How does it feel to have over a million downloads on your new album? It feels like it manifested into something I can feel proud of, because I worked my butt off. It's the fact that those are the ears that are listening; those are real people. A lot of those songs actually started as freeform jams with session players, guitar players, different vocalists, because I didn't want to make music that was sample driven anymore. If I sampled, I wanted to create the samples. This is my second album in a very organic, twisting, turning career.
What can other brands and organizations learn from Smirnoff's example in the fight for equality? You really have to do the work. Smirnoff has been an ally for years and they walk the talk. The most important thing is not so much [being] part of this zeitgeist moment, but more finding their voice within intersection[ality]. You can't really market something without [having] the core beliefs and core values behind it. If those core values aren't there, people see through it. You don't always have to be on the cutting edge. It's okay to sit back and learn. You're then able to approach the end goal with more of an authentic means.

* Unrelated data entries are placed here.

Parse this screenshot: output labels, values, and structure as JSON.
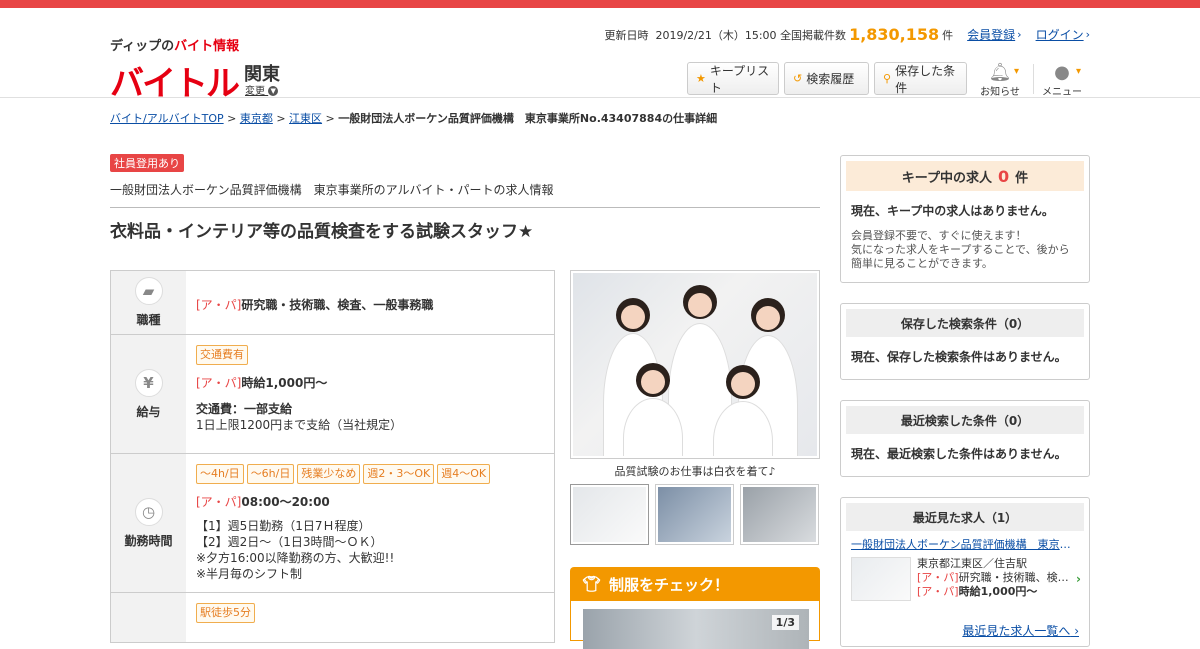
{
  "header": {
    "logo_sub_prefix": "ディップの",
    "logo_sub_highlight": "バイト情報",
    "logo_main": "バイトル",
    "region": "関東",
    "region_change": "変更",
    "updated_label": "更新日時",
    "updated_value": "2019/2/21（木）15:00",
    "count_label": "全国掲載件数",
    "count_value": "1,830,158",
    "count_unit": "件",
    "register": "会員登録",
    "login": "ログイン",
    "buttons": {
      "keep_list": "キープリスト",
      "search_history": "検索履歴",
      "saved_conditions": "保存した条件"
    },
    "notice": "お知らせ",
    "menu": "メニュー"
  },
  "breadcrumb": {
    "top": "バイト/アルバイトTOP",
    "pref": "東京都",
    "ward": "江東区",
    "current": "一般財団法人ボーケン品質評価機構　東京事業所No.43407884の仕事詳細",
    "sep": ">"
  },
  "job": {
    "employee_tag": "社員登用あり",
    "company_line": "一般財団法人ボーケン品質評価機構　東京事業所のアルバイト・パートの求人情報",
    "title": "衣料品・インテリア等の品質検査をする試験スタッフ★",
    "ap": "[ア・パ]",
    "rows": {
      "occupation": {
        "label": "職種",
        "value": "研究職・技術職、検査、一般事務職"
      },
      "salary": {
        "label": "給与",
        "tags": [
          "交通費有"
        ],
        "value": "時給1,000円～",
        "transport_title": "交通費：一部支給",
        "transport_detail": "1日上限1200円まで支給（当社規定）"
      },
      "hours": {
        "label": "勤務時間",
        "tags": [
          "～4h/日",
          "～6h/日",
          "残業少なめ",
          "週2・3〜OK",
          "週4〜OK"
        ],
        "value": "08:00～20:00",
        "lines": [
          "【1】週5日勤務（1日7Ｈ程度）",
          "【2】週2日～（1日3時間～ＯＫ）",
          "※夕方16:00以降勤務の方、大歓迎!!",
          "※半月毎のシフト制"
        ]
      },
      "access": {
        "tags": [
          "駅徒歩5分"
        ]
      }
    },
    "photo_caption": "品質試験のお仕事は白衣を着て♪",
    "uniform_title": "制服をチェック！",
    "uniform_pager": "1/3"
  },
  "sidebar": {
    "keep": {
      "title": "キープ中の求人",
      "count": "0",
      "unit": "件",
      "empty": "現在、キープ中の求人はありません。",
      "desc1": "会員登録不要で、すぐに使えます！",
      "desc2": "気になった求人をキープすることで、後から",
      "desc3": "簡単に見ることができます。"
    },
    "saved": {
      "title": "保存した検索条件（0）",
      "empty": "現在、保存した検索条件はありません。"
    },
    "recent_search": {
      "title": "最近検索した条件（0）",
      "empty": "現在、最近検索した条件はありません。"
    },
    "recent_view": {
      "title": "最近見た求人（1）",
      "link": "一般財団法人ボーケン品質評価機構　東京事業所",
      "place": "東京都江東区／住吉駅",
      "occupation": "研究職・技術職、検…",
      "wage": "時給1,000円～",
      "all": "最近見た求人一覧へ"
    }
  }
}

I know you're still celebrating your recent hit album, but what's next for you? I want to start getting recognized from the establishment in a certain way. I would love a Grammy [nomination]. And I want the music to reach as many people as possible. And I think that's a beautiful thing. It's what music is all about.